Any of this sound familiar?
It should. It really should. This movie is the argument, in a nutshell, that Bush loyalists have been jumping up and down and screaming at the top of their lungs since 9/11, and are still sticking to in the face of the Iraq war's disintegration. It's Ann Coulter and Michael Savage's shrill denunciations of all liberals as traitors and fifth columnists. It's right-wing blogs' insistence that Islamic terrorism is a threat to the very foundations of civilization and neocons are the only ones with enough clarity to do what must be done. It's culture warriors' denunciations of Teh Gay (see #2) and promotion of an idealized hypermasculinity and strict warrior culture.
Like those blowhards, the movie also suffers from a promotion of rhetoric over reality. On numerous occasions, Leonidas and/or other Sparta mouthpieces repeatedly promote how they stand for freedom, etc. However, look at what the movie (and the history) shows and it's a different story. Sparta is (correctly) shown as a harsh, totalitarian culture, where insufficiently strong children were killed and military strength was emphasized. And contrary to the movie's mythologizing about freedom, ancient Sparta was actually a slave society (those who weren't descended from Spartan blood were called "helots" and were officially serfs belonging to the state).*

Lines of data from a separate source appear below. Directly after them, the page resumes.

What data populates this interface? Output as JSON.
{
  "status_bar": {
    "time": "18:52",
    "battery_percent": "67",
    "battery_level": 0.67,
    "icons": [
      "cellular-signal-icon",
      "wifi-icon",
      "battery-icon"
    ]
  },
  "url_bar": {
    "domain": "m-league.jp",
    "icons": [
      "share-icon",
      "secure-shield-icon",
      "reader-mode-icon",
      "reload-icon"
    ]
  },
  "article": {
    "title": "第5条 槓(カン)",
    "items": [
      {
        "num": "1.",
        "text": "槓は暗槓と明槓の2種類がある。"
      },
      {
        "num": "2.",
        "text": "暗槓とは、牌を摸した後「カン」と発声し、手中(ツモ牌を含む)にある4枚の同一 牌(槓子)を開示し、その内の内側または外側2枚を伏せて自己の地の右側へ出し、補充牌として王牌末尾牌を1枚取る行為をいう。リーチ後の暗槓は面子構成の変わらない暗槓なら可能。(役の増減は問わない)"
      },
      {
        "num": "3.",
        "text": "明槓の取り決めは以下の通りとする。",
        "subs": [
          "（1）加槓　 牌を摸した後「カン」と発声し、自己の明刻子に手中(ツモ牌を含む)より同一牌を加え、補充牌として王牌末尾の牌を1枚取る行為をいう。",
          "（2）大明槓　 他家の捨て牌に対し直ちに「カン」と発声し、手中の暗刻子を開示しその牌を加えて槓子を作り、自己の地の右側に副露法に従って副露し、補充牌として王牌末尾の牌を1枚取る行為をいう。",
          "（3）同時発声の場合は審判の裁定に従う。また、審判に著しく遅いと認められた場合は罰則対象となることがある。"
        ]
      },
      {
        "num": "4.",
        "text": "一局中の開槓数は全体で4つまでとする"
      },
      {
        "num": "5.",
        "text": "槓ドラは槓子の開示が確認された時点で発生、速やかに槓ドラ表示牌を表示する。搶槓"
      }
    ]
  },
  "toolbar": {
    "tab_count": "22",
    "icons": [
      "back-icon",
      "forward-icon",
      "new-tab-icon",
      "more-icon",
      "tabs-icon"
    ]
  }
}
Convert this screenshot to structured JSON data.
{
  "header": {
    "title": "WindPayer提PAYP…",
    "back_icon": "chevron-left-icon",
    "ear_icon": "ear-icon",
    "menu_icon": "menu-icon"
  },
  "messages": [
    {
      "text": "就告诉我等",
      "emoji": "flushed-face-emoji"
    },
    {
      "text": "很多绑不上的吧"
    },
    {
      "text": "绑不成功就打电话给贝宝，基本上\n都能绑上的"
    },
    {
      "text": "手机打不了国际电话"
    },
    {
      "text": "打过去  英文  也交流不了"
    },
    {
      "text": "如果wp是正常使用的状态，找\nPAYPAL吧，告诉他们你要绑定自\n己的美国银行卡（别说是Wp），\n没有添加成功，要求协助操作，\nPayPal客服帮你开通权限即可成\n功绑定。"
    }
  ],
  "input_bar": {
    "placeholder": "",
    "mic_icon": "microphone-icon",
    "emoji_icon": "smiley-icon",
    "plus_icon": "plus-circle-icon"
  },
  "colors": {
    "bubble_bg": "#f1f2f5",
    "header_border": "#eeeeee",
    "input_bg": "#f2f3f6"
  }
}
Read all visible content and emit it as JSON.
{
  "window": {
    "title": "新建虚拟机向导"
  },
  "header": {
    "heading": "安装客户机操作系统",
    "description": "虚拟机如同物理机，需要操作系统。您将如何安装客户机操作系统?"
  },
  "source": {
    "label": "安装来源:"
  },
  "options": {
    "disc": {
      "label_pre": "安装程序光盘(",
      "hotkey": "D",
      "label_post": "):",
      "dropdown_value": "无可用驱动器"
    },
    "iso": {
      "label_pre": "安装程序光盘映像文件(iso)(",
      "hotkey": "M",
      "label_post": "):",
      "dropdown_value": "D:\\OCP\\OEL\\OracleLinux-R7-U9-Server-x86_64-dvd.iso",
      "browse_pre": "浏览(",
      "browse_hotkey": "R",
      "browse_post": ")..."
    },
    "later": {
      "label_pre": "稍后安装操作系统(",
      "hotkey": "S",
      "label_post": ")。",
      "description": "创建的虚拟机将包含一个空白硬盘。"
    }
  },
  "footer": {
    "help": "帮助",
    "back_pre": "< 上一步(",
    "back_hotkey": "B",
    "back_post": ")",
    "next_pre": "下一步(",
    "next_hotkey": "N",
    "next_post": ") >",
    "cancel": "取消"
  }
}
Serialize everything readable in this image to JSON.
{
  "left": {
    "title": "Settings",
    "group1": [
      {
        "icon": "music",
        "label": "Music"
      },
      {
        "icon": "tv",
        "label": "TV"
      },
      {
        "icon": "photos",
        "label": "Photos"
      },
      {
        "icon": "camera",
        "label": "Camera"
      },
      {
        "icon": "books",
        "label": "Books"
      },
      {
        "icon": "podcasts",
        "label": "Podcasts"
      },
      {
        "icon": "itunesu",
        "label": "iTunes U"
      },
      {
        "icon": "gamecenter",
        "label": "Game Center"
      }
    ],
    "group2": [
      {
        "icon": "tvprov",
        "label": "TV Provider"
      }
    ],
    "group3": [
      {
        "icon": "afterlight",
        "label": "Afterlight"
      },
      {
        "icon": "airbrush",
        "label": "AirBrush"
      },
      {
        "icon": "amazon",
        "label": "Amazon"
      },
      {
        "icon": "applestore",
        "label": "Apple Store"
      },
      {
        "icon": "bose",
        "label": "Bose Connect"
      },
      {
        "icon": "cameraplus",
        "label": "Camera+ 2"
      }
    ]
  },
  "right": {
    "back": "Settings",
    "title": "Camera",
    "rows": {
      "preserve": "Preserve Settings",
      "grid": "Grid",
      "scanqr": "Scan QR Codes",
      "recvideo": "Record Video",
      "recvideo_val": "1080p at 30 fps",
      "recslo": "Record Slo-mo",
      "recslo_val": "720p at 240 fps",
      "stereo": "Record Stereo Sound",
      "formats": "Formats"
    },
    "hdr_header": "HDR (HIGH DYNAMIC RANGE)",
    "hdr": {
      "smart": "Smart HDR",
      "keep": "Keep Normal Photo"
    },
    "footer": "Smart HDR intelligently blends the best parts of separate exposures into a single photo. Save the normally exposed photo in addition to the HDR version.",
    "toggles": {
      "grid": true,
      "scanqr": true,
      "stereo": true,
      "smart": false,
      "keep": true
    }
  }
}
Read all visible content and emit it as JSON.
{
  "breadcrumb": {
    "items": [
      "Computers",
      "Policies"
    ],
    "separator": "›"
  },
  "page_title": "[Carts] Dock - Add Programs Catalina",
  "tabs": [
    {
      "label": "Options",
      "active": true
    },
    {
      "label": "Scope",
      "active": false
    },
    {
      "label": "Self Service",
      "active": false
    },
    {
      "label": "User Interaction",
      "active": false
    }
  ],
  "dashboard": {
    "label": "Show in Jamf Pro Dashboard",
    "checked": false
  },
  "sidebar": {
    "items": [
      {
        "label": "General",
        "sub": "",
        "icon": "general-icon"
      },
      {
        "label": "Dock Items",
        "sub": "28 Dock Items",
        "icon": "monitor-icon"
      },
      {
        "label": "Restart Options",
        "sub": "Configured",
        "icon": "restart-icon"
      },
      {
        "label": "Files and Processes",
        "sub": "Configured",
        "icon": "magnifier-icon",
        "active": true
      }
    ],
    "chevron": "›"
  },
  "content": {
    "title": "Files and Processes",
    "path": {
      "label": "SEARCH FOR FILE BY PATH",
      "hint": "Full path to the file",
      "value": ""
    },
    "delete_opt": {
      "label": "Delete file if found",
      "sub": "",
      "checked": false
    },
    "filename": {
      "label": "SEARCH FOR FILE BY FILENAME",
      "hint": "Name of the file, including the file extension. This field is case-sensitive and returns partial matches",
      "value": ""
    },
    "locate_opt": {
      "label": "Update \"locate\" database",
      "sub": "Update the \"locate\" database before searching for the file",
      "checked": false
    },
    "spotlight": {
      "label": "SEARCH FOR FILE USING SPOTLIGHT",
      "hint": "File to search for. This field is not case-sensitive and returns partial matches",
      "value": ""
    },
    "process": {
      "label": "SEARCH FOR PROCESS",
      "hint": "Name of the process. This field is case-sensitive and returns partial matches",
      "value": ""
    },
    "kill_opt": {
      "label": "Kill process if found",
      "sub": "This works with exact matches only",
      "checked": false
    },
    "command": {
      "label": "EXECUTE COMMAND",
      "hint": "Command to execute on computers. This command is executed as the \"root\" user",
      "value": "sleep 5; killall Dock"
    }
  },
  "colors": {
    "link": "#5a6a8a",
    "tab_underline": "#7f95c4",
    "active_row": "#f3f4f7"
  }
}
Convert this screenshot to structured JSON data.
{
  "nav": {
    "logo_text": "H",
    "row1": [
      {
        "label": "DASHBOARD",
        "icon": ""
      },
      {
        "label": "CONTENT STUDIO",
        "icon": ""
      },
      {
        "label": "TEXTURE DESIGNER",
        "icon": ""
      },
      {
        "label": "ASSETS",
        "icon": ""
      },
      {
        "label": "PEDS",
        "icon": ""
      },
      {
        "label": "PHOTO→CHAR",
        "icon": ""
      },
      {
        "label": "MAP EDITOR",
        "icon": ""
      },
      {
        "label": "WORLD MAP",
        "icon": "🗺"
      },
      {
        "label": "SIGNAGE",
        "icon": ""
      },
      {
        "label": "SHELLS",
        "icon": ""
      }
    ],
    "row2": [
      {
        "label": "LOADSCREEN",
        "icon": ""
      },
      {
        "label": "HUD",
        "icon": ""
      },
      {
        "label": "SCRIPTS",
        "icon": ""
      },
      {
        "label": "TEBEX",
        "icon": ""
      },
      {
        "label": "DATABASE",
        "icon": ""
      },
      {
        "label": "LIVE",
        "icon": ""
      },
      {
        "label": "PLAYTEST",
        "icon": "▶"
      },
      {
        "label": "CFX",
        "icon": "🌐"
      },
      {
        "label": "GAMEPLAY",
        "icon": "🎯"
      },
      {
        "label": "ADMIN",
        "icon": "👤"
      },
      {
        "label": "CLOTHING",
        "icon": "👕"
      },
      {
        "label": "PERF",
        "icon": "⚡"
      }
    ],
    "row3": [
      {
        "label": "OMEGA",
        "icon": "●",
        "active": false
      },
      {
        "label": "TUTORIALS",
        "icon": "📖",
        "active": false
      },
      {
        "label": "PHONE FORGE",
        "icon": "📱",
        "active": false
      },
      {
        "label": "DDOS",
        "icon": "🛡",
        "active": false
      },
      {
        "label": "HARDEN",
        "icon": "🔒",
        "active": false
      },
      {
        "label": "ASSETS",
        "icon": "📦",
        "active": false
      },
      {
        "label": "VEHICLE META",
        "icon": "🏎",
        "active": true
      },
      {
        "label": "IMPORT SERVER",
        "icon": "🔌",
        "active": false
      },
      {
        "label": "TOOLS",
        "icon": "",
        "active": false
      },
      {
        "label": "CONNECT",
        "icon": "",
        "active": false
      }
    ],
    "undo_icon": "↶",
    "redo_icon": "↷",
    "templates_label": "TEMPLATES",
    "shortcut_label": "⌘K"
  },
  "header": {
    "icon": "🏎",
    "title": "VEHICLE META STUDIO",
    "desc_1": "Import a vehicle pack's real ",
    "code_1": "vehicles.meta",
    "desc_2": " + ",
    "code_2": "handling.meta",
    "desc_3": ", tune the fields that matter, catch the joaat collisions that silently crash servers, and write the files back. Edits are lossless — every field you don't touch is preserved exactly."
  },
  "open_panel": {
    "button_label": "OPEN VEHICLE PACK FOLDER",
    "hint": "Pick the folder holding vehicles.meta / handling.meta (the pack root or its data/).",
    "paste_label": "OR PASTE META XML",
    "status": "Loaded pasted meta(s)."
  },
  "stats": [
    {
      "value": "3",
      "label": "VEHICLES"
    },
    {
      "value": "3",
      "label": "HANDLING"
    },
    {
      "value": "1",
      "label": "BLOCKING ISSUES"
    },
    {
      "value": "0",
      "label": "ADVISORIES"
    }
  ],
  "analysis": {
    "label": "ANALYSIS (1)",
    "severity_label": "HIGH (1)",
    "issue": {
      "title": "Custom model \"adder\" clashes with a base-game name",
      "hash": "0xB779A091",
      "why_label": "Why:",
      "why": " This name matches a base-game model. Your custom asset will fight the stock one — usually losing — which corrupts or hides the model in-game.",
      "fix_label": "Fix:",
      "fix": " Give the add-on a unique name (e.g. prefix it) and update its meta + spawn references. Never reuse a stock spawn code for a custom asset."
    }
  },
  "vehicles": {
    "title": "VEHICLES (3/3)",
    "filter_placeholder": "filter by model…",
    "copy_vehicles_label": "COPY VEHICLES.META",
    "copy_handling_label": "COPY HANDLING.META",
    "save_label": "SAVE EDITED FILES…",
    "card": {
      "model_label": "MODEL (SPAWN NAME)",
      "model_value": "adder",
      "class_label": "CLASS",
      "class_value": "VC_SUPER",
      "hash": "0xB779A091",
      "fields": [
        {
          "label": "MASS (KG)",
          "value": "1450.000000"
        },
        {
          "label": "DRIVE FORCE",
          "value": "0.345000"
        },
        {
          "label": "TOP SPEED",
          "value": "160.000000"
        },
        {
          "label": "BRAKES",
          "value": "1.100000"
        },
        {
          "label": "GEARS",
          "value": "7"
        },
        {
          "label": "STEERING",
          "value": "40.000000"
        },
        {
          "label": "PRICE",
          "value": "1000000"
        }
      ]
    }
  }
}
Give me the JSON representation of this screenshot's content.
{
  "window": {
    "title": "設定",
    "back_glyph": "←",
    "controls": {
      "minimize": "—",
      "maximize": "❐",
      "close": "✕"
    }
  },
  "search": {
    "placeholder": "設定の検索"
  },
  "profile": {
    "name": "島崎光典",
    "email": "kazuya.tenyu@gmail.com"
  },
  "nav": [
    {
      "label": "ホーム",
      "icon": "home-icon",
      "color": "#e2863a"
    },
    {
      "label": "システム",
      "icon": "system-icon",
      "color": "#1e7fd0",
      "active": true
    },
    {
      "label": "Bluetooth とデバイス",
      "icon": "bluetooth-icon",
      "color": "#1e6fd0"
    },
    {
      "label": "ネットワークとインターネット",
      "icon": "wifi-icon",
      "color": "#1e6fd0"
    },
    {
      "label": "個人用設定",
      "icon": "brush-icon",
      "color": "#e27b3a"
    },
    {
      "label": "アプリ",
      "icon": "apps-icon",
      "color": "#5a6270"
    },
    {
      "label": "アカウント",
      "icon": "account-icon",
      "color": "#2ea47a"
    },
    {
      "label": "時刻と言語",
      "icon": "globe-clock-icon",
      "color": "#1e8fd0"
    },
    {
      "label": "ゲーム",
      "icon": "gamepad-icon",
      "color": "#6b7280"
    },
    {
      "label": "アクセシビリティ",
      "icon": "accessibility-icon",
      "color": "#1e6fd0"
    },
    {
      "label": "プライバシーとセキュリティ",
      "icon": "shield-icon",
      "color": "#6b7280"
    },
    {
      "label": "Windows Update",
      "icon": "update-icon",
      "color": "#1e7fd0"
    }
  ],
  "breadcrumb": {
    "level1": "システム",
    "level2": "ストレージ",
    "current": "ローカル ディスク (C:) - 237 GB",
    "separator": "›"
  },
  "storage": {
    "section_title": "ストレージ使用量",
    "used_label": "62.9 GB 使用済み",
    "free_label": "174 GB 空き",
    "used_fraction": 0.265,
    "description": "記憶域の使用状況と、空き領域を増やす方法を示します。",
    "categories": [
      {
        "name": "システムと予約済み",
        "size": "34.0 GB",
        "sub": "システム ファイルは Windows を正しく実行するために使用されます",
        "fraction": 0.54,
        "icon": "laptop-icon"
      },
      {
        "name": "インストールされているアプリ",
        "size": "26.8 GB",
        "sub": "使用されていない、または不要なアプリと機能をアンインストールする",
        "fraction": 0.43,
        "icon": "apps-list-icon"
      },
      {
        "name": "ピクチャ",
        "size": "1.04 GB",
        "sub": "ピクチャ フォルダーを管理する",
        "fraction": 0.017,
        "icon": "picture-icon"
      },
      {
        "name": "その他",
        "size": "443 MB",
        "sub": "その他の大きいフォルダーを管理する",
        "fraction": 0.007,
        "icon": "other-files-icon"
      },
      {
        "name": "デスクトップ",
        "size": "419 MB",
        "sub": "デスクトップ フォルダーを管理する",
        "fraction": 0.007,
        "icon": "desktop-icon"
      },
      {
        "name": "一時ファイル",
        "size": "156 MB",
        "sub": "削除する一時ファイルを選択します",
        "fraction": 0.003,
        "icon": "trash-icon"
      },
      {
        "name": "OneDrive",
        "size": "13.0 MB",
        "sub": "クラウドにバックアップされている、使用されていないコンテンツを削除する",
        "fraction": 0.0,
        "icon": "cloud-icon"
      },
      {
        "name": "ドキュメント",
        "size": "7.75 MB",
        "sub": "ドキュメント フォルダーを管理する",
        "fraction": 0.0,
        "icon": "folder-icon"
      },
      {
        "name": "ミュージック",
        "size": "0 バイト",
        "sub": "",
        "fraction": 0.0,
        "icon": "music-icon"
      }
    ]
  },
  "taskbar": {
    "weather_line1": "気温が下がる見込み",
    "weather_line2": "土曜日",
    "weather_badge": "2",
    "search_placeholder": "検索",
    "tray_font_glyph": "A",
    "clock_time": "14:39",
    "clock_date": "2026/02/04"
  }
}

In the movie, the only actual instance of Sparta defending freedom of any sort was their stand against the invading Persians. And even there, in reality, the Spartans were hardly alone -- they were certainly the heroes of Thermopylae, but not as the clear-eyed sole defenders of liberty the movie (and graphic novel) paints. The entire scene with the stupid council ignoring the Persian threat was, shall we say, entirely made up. So the movie got progressively more painful every time the rhetoric blasted in.
Look, I'm not the sort of guy who injects politics or ivory-tower lit-crit into everything. (For instance, I'm on record as saying that reading racism into Tolkien is absurd.) But "300" is such a huge, blunt talking-points instrument that it's in a category of its own.
This movie was a barrage of violence between ultramanly good-guy soldiers and demonized Middle Easterners intermixed with heavy-handed right-wing talking points. I've gotten enough of that from the news in the last several years. No, thank you -- won't be seeing this one again.
* To Sparta's credit, they had attitudes toward women that were incredibly enlightened for the time. Wikipedia's notes on Spartan women and adultery are an interesting counterpoint to the movie's treatment of the queen.